how they feel about themselves and what the world is going to think of them,” says Pender Greene.
Therefore, making a decision to take birth control would be much harder for men who don’t have a lot of money and are worried about risking not having children. In contrast, though research is lacking, Pender Greene suspects that the more educated and aware a person is, the more likely they are to be open to birth control, in terms of taking a non traditional approach. “There are many younger [educated] men who tend to have strong feelings about wanting more control over when they become fathers.
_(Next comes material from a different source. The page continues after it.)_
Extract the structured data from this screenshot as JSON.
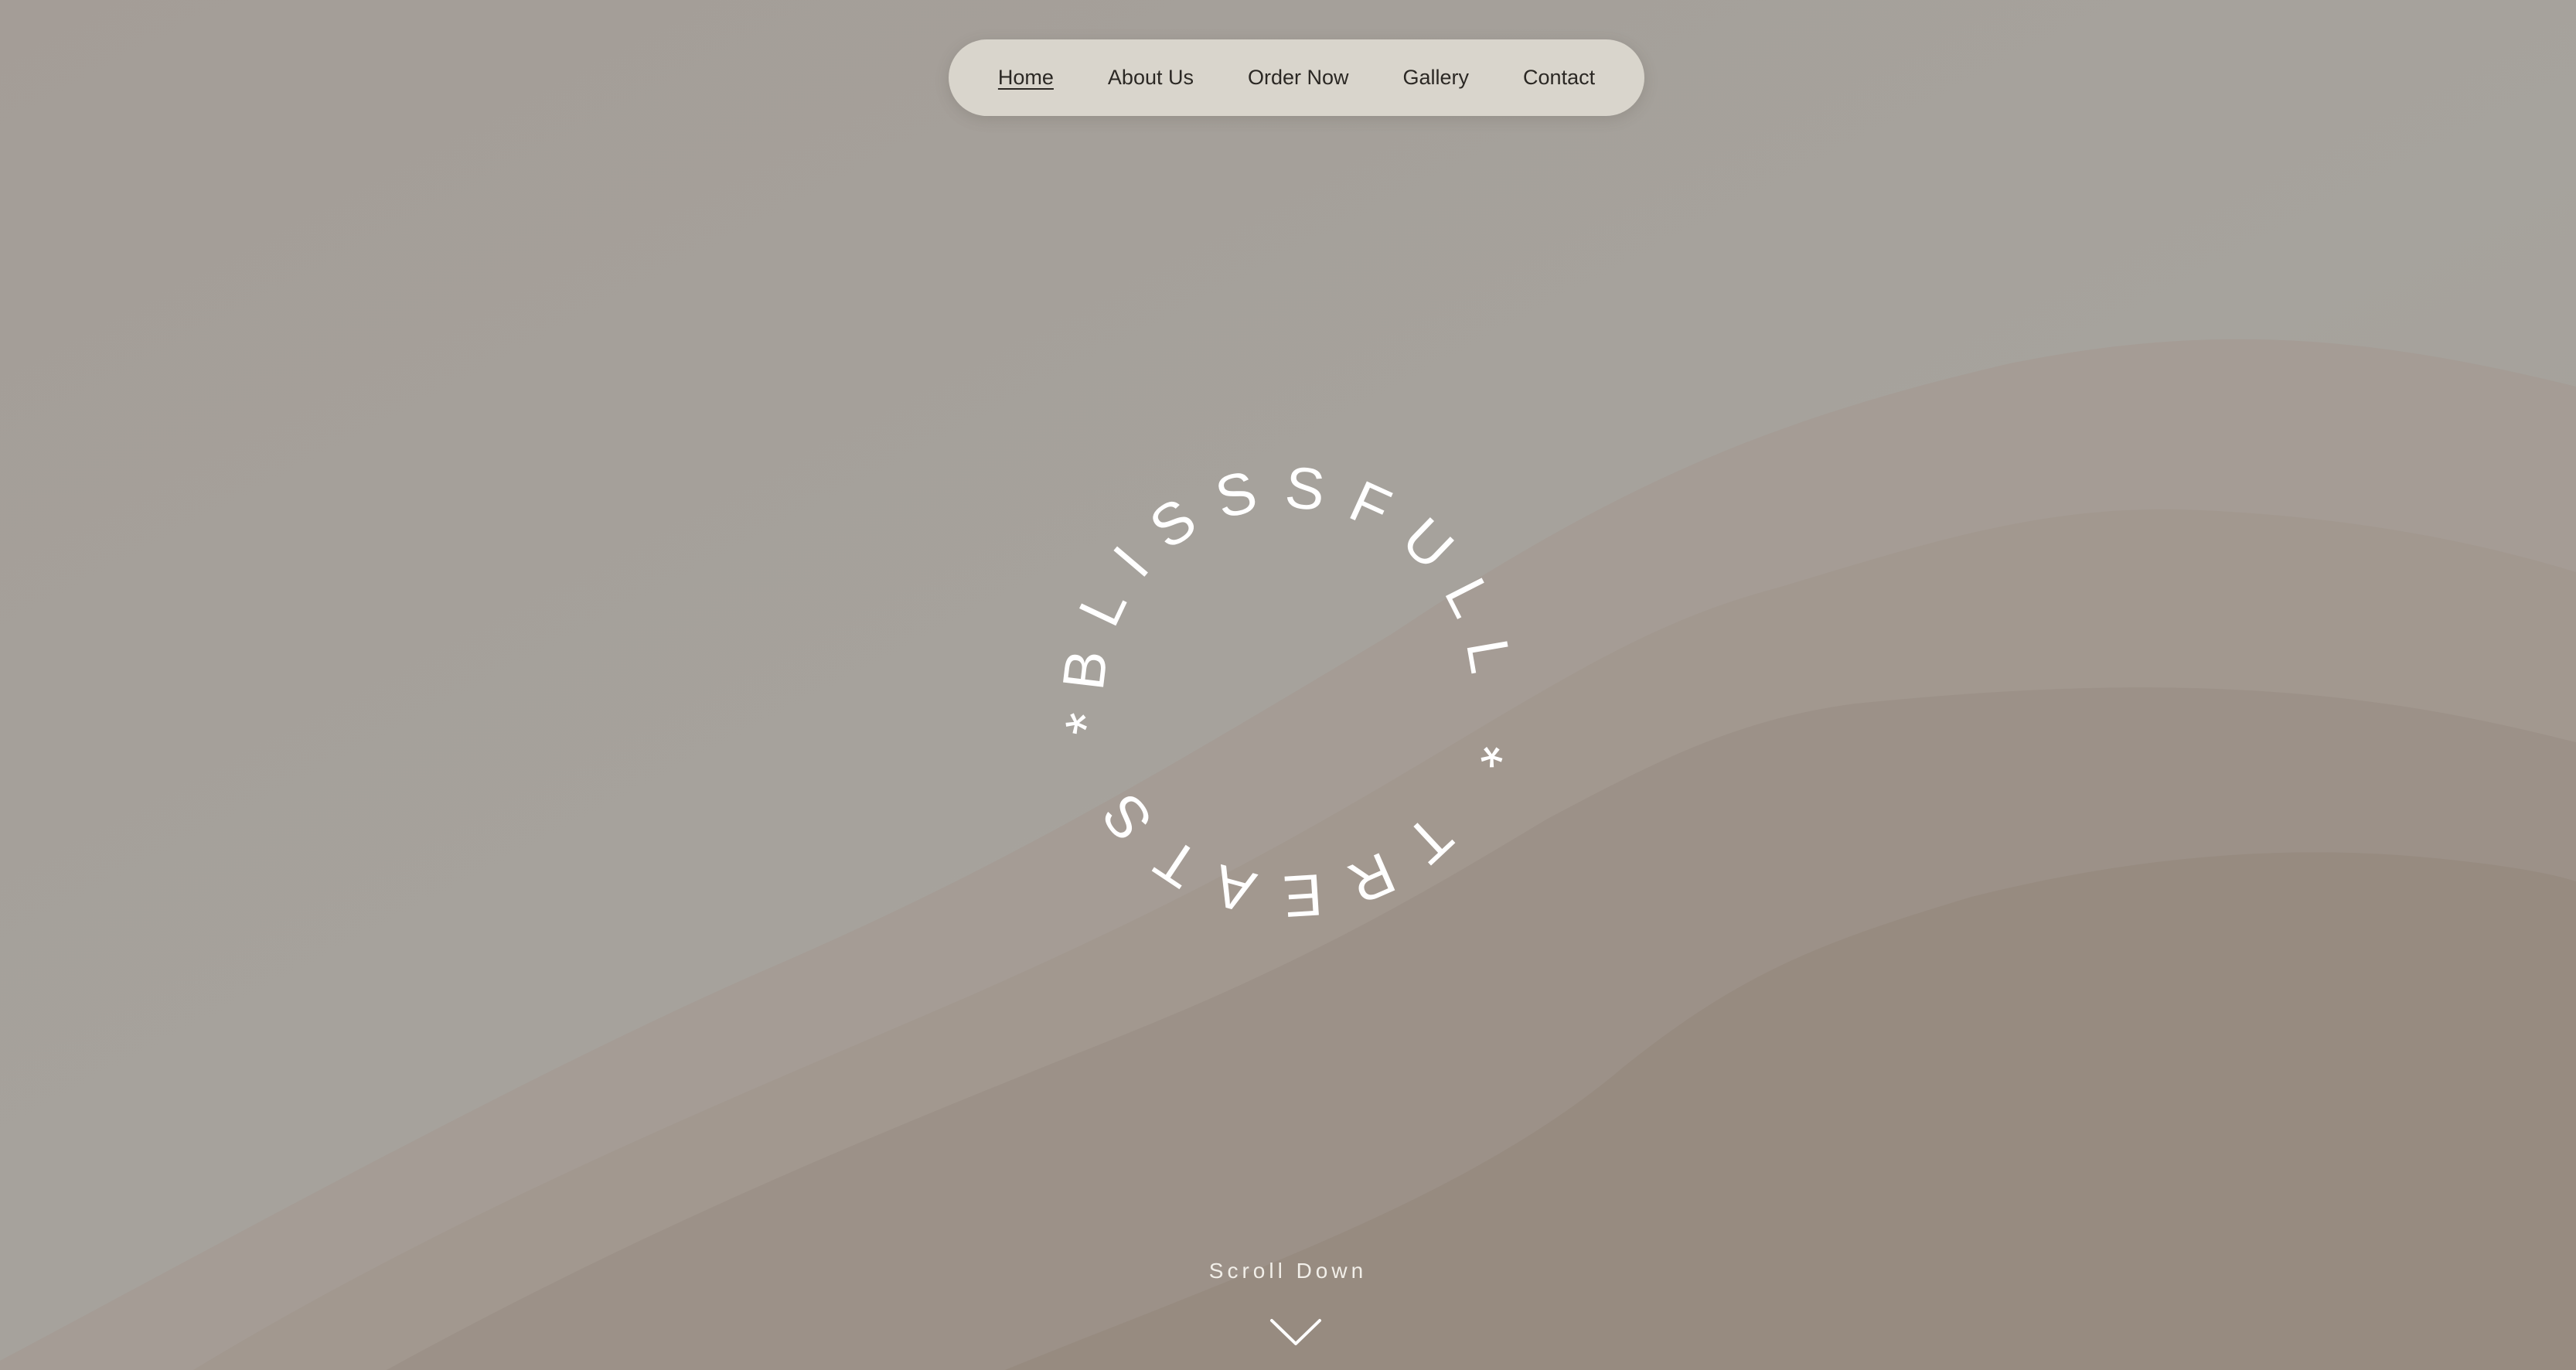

I’ve worked with men who thought that their partner was on birth control when they were not, and finding out the truth about it later had been very devastating," says Pender Greene. "Using birth control themselves allows men to take control in that way...This approach gives them the ability to plan for parenthood and protect their career trajectory.”
Previously, it has been more of a challenge to stop a man from generating millions of sperm in contrast to a woman’s single egg a month, but the new procedure, in clinical trials, is thought to be 100 percent effective. Like the Depo-Provera shot for women, it requires men to receive an injection in the Vas deferens with a gel and works by breaking apart sperm.
Dr. Christina Wang, a professor at the UCLA Medical Center reminds us that market research on over 9000 men from 9 countries including the US indicated that about 50% of men would be willing to use male contraception. But would the reception be the same amongst African American men? We'll find out soon enough...
Read more on this topic here and continue the conversation with writer, Herina Ayot. She tweets @ReeExperience.